The world’s only uninhabited continent could play a role in the political scene in the coming years. Due to the growing influence and role of environmental activists, Antarctica is becoming increasingly important. In the 1950s, Antarctica was perceived as a sterile, cold continent that was inhospitable for living. With constant reference to climate change and the coronavirus pandemic, the status of Antarctica has changed. Political situations are geopolitical in most cases. In Antarctica’s case, it is in full form. It is thus predictable that national interests involving the continent will strengthen.

Already is the strongest national interest in it noticeable – the Chinese one. While other countries have begun to delay and cut funding for Antarctic exploration, the Chinese have decided to embark on building the largest Antarctic krill-fishing boat in the world, which will be completed by 2023.

The economic potential of Antarctica is also increasingly coming to light. Minerals, commercial fishing and tourism are just some of the reasons that are increasingly attracting countries around the world to take an even stronger position in the race for Antarctica.

Antarctica is known for its extreme preservation, as ironic as it may sound due to climate change increasing. We can say that geopolitics is only partly going in the direction that the Nazis once had, that of the doctrine of Karl Haushofer – a form of geopolitics that focuses on militaristic goals. For today’s geopolitics and its attention turning towards Antarctica, it is an opportunity for manipulation. In other words, whoever has primacy over Antarctica will be able to dictate real and imaginary problems as far as global warming is concerned. This is not fictitious or utopian thinking, as climate change creates the emergence of various treaties and agreements between states on the issue of greenhouse gases.

Yes, national interests can go so far that non-national Antarctica can be nationalized. If scientists of specific states are in the field (and state and politics have their fingers in science as well, which is not something new) the same country can dictate pieces of information related to global warming. WikiLeaks shows that.

The result would be a change in agreements such as the Paris Agreement. Although there are seven states – New Zealand, Australia, France, Norway, the United Kingdom, Chile, and Argentina in Antarctica as part of a research team – I expect China to take a step forward and claim the right to the territory. The Antarctic Treaty and Article IV – which prevent the claim to national sovereignty of any state in the Antarctic continent – are still in force for the time being. China, the biggest polluter on the planet, will surely build even more of its research stations.

The Chinese also have the most isolated station called Kunlun and are even more elusive from international control. Although some experts, such as Professor Brady, claim that the Chinese have a militaristic intention towards Antarctica, my opinion is that they are more interested in the research part. With that, they can more easily come up with the idea of national sovereignty in Antarctica.

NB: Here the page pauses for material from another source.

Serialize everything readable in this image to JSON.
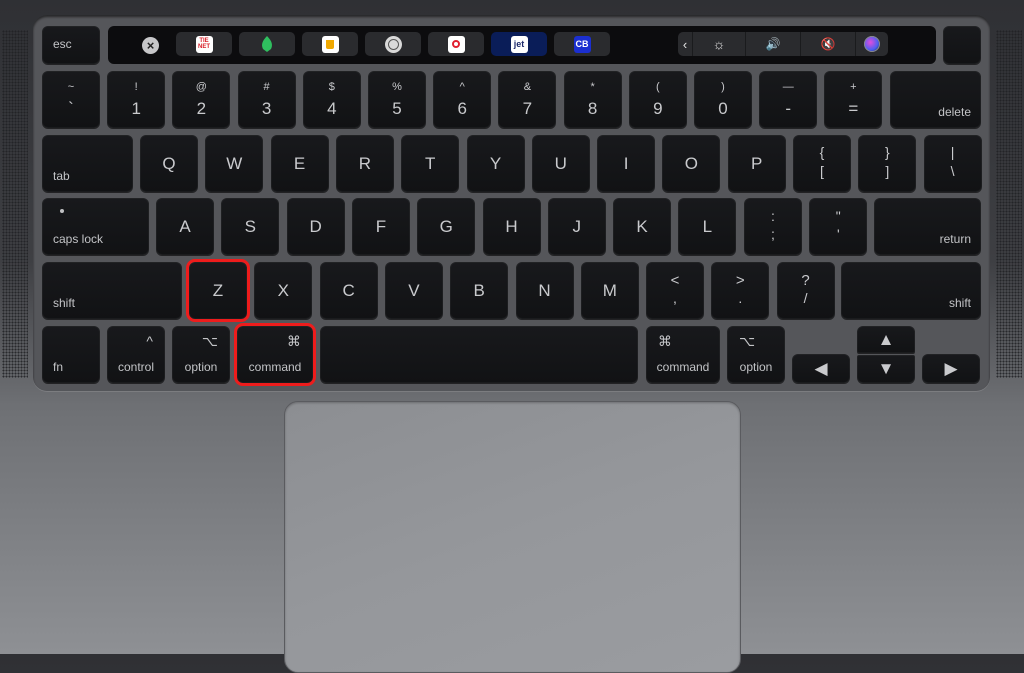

Antarctica may still not be a hospitable place to live, but a country that has any domination over it will have a variety of options. With that control, you have a monopoly over the world in various aspects.

Featured image credit: “Mosaic of Antarctica” by NASA Goddard Photo and Video is licensed under CC BY 2.0